Work required: Your answer should consist of all lines in the listing that hold the word "Design".
START Exercise data
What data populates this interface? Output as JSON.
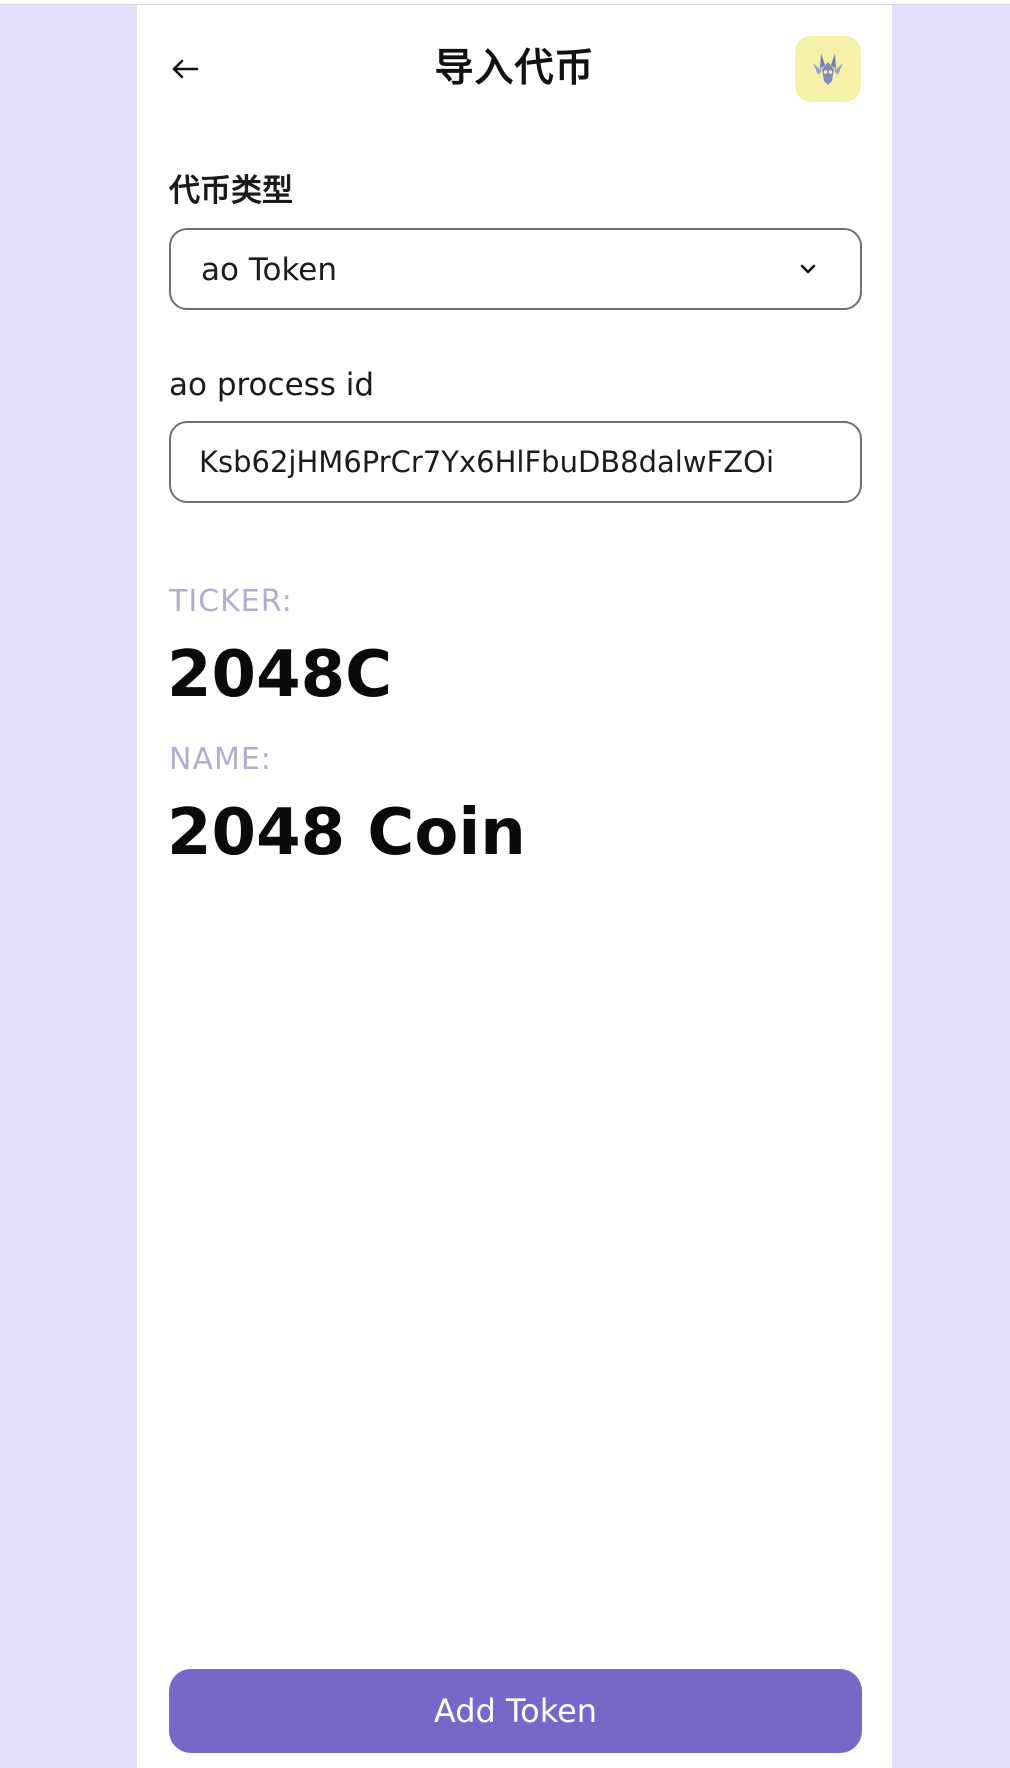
{
  "header": {
    "title": "导入代币",
    "back_icon": "arrow-left-icon",
    "avatar_icon": "wallet-avatar-icon",
    "avatar_color": "#f5f1a8"
  },
  "form": {
    "token_type_label": "代币类型",
    "token_type_value": "ao Token",
    "process_id_label": "ao process id",
    "process_id_value": "Ksb62jHM6PrCr7Yx6HlFbuDB8dalwFZOi"
  },
  "token_info": {
    "ticker_label": "TICKER:",
    "ticker_value": "2048C",
    "name_label": "NAME:",
    "name_value": "2048 Coin"
  },
  "actions": {
    "add_token_label": "Add Token",
    "accent_color": "#7767c9"
  },
  "colors": {
    "background": "#e4e0fc",
    "panel": "#ffffff",
    "muted_label": "#b0aecd"
  }
}
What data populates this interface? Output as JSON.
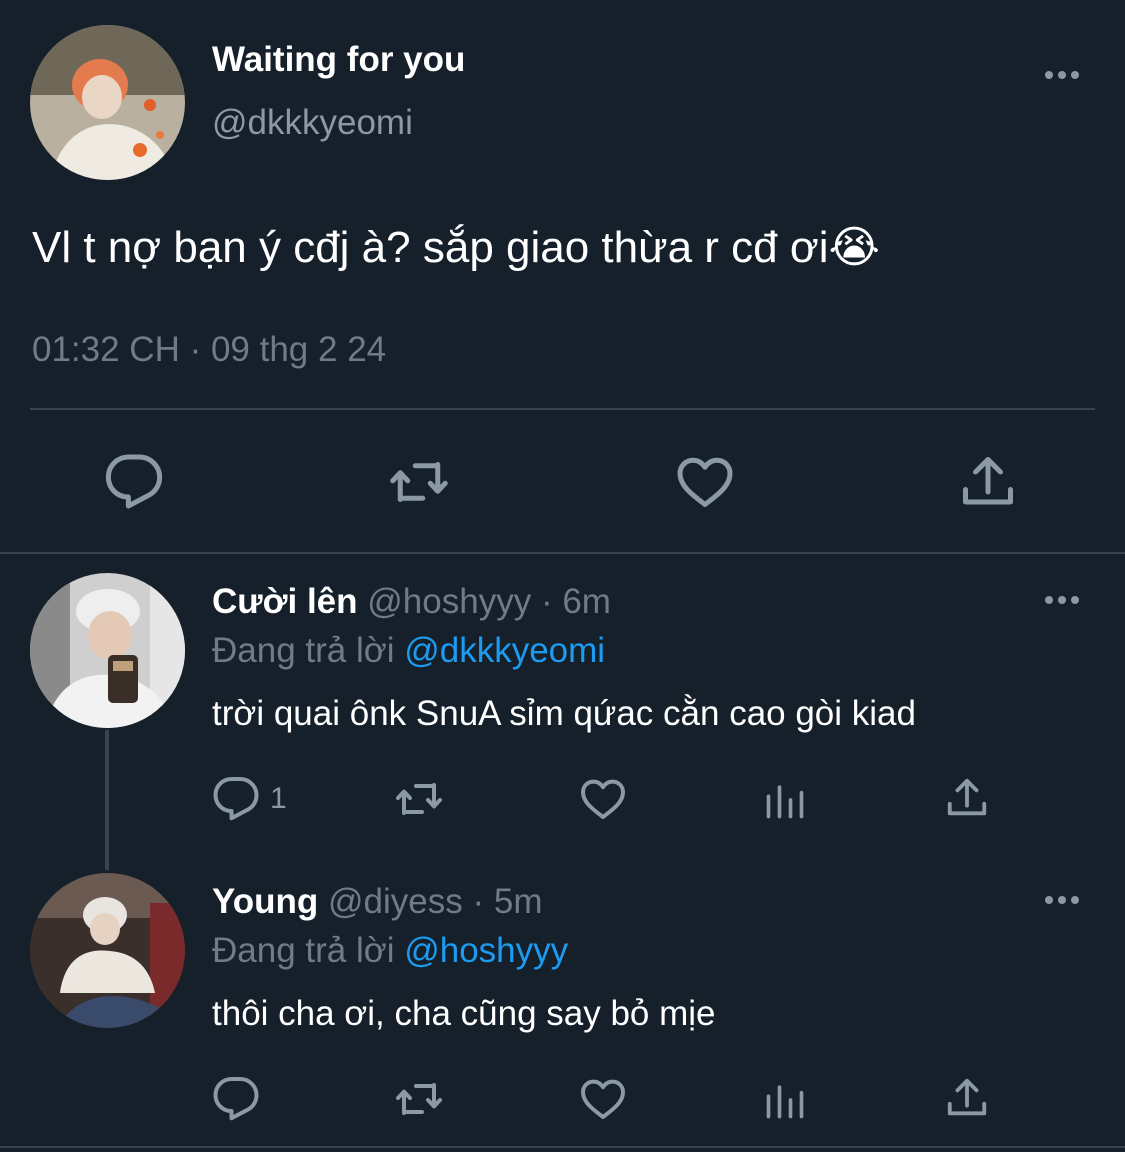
{
  "main_tweet": {
    "display_name": "Waiting for you",
    "handle": "@dkkkyeomi",
    "text": "Vl t nợ bạn ý cđj à? sắp giao thừa r cđ ơi😭",
    "meta": "01:32 CH · 09 thg 2 24",
    "actions": [
      "reply-icon",
      "retweet-icon",
      "like-icon",
      "share-icon"
    ]
  },
  "replies": [
    {
      "display_name": "Cười lên",
      "handle": "@hoshyyy",
      "time": "· 6m",
      "replying_label": "Đang trả lời",
      "replying_to": "@dkkkyeomi",
      "text": "trời quai ônk SnuA sỉm qứac cằn cao gòi kiad",
      "reply_count": "1"
    },
    {
      "display_name": "Young",
      "handle": "@diyess",
      "time": "· 5m",
      "replying_label": "Đang trả lời",
      "replying_to": "@hoshyyy",
      "text": "thôi cha ơi, cha cũng say bỏ mịe",
      "reply_count": ""
    }
  ],
  "colors": {
    "background": "#15202b",
    "secondary_text": "#8b98a5",
    "mention": "#1d9bf0",
    "divider": "#38444d"
  }
}
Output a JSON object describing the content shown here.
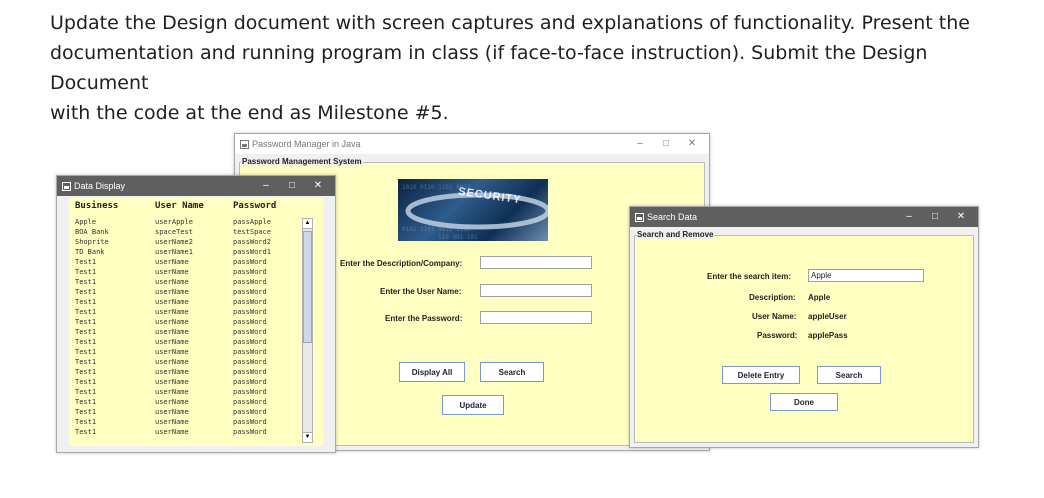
{
  "doc": {
    "line1": "Update the Design document with screen captures and explanations of functionality. Present the",
    "line2": "documentation and running program in class (if face-to-face instruction). Submit the Design Document",
    "line3": "with the code at the end as Milestone #5."
  },
  "main_window": {
    "title": "Password Manager in Java",
    "group_label": "Password Management System",
    "banner_text": "SECURITY",
    "desc_label": "Enter the Description/Company:",
    "user_label": "Enter the User Name:",
    "pass_label": "Enter the Password:",
    "desc_value": "",
    "user_value": "",
    "pass_value": "",
    "display_all": "Display All",
    "search": "Search",
    "update": "Update",
    "min": "–",
    "max": "□",
    "close": "✕"
  },
  "data_window": {
    "title": "Data Display",
    "min": "–",
    "max": "□",
    "close": "✕",
    "headers": [
      "Business",
      "User Name",
      "Password"
    ],
    "rows": [
      [
        "Apple",
        "userApple",
        "passApple"
      ],
      [
        "BOA Bank",
        "spaceTest",
        "testSpace"
      ],
      [
        "Shoprite",
        "userName2",
        "passWord2"
      ],
      [
        "TD Bank",
        "userName1",
        "passWord1"
      ],
      [
        "Test1",
        "userName",
        "passWord"
      ],
      [
        "Test1",
        "userName",
        "passWord"
      ],
      [
        "Test1",
        "userName",
        "passWord"
      ],
      [
        "Test1",
        "userName",
        "passWord"
      ],
      [
        "Test1",
        "userName",
        "passWord"
      ],
      [
        "Test1",
        "userName",
        "passWord"
      ],
      [
        "Test1",
        "userName",
        "passWord"
      ],
      [
        "Test1",
        "userName",
        "passWord"
      ],
      [
        "Test1",
        "userName",
        "passWord"
      ],
      [
        "Test1",
        "userName",
        "passWord"
      ],
      [
        "Test1",
        "userName",
        "passWord"
      ],
      [
        "Test1",
        "userName",
        "passWord"
      ],
      [
        "Test1",
        "userName",
        "passWord"
      ],
      [
        "Test1",
        "userName",
        "passWord"
      ],
      [
        "Test1",
        "userName",
        "passWord"
      ],
      [
        "Test1",
        "userName",
        "passWord"
      ],
      [
        "Test1",
        "userName",
        "passWord"
      ],
      [
        "Test1",
        "userName",
        "passWord"
      ]
    ]
  },
  "search_window": {
    "title": "Search Data",
    "group_label": "Search and Remove",
    "search_label": "Enter the search item:",
    "search_value": "Apple",
    "desc_label": "Description:",
    "desc_value": "Apple",
    "user_label": "User Name:",
    "user_value": "appleUser",
    "pass_label": "Password:",
    "pass_value": "applePass",
    "delete": "Delete Entry",
    "search": "Search",
    "done": "Done",
    "min": "–",
    "max": "□",
    "close": "✕"
  },
  "colors": {
    "panel_bg": "#ffffc2",
    "window_bg": "#f0f0f0",
    "dark_titlebar": "#5f5f5f",
    "button_border": "#7a9ac8"
  }
}
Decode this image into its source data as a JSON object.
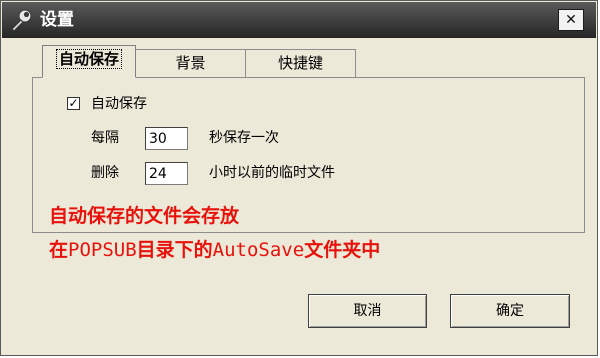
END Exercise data
Result for this task:
    "line1": "Update the Design document with screen captures and explanations of functionality. Present the",
    "line2": "documentation and running program in class (if face-to-face instruction). Submit the Design Document",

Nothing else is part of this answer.